By Justin Sokeland
BEDFORD – On ‘Moving Day,’ when contenders make their move toward the top of the leaderboard, Jalen Hodges loaded the U-Haul and lugged his game into high-rent territory as he chases his first Bedford Men’s City Tournament title.
Hodges carded the third round’s best score, a 2-under 70 on Saturday, while climbing within two shots of frontrunner Trey Turner heading into the finale at Otis Park. Three-time defending champion Aaron Harrell remained in striking range, completing a terrific trio for a Sunday shootout with a trophy at stake.
Turner, looking to finish a wire-to-wire run to his second City crown, remained in control with a 2-over 74 that left him at 5-under 211, with Hodges (back-to-back 70s for his 213 total) and Harrell (1-under 215) poised to wrest the title away.
The stage is set for something special, even though Hodges persists in calling his game “boring.” There was nothing monotonous about his power move, with an eagle on the par-5 6th hole punctuating his round. He did all his damage – positive and negative – on the front nine, then carded nine consecutive pars on the back side.
“I’ve been playing some boring golf, fairways and greens, as basic as it seems,” Hodges said. “If I could get a couple of more putts to go in tomorrow, it will be pretty good.”
Hodges, a 2017 Bedford North Lawrence graduate who now plays for Bradley University, had birdies on the second and fifth holes, but his highlight came on the 6th, where he peeled a cut 3-wood second shot to 6 feet for his eagle. After a bogey on 9, he settled into par mode. And that’s not necessarily a bad thing for the guy who finished 22nd in the Missouri Valley Conference last season. He’s now in position to complete a life quest.

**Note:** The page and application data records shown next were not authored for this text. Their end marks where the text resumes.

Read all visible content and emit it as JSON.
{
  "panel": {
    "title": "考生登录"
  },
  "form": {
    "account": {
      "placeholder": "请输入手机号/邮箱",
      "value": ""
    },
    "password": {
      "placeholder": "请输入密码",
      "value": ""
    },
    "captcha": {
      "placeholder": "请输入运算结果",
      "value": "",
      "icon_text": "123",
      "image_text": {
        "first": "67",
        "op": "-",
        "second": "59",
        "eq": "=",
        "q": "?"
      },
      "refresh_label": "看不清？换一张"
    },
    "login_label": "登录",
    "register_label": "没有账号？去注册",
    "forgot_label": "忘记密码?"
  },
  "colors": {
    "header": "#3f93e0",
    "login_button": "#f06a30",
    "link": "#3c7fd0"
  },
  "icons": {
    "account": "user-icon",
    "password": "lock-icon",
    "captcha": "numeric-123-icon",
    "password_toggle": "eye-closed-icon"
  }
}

”Growing up here and playing golf here my whole life, it’s always been something I wanted,” Hodges said about the potential of a title. “Maybe I put too much pressure on myself. The older I get, I’ve gotten more mature. So I’m more chill out there. That’s the way you need to be.”
Of course, Turner is where everyone wants to be: in the lead, controlling his own fate. He posted four birdies in Round 3, but suffered more bogeys (six) than his characteristic game of smoothness and quiet style. He blamed ball striking for his bouncy tour.
“I didn’t strike it well, didn’t do anything too well,” said Turner, seeking to add a bookend to his 2017 championship. “I just had to grind it out, and I’m pretty pleased considering how bad I hit it. I just have to come back tomorrow and be prepared to strike the ball a little bit better.
“It was nice to roll in some of those putts (including a key birdie on 17 to establish momentum for the final round), so it could have been worse. I have to come back ready to go.”
Harrell posted his second straight 72 and did that with four birdies (three in the first seven holes to threaten the leader) and four bogeys (all within holes 9-16 as he gave back gained ground). He capped the day with a 25-foot putt (“The first one I’ve made over 8 feet this year,” Harrell quipped) for par on the 18th.
“I can’t putt at all,” said Harrell, although his record-setting scores in previous victories disprove that self-critical theory. “I know I can putt, but when you don’t play the short game is the first thing that goes. The feel goes first. So I’ll take it. I’ve had three good rounds.”
Ethan Stanley, who was one of the first-round leaders and was cemented in second place after 36 holes, started with a fortunate birdie (his tee shot soared over the stone wall on the first hole, then bounced back into play, and he ripped the approach to 3 feet) on the opening hole. But he suffered an attack of shank-itis late on the front nine and stumbled to a 78. He’s now 8 shots back, tied with Koby Robb and Zach Terrell at 219.
That means all eyes will be on the final threesome. Harrell “was hoping for a front-row seat,” he said with a smile, and he’s not only on the front row, he’s a final-round threat for what could be a fifth City title.
“It will be a fun day,” Hodges said. “Trey is an awesome guy, and you never know what Harrell will shoot. He can always go low.”
“I won’t have a score in my head,” Turner said. “I just want to play my game, play against the golf course and not worry about what they’re doing. I’ll do the best I can. It will come down to who is striking the ball the best and who makes putts.”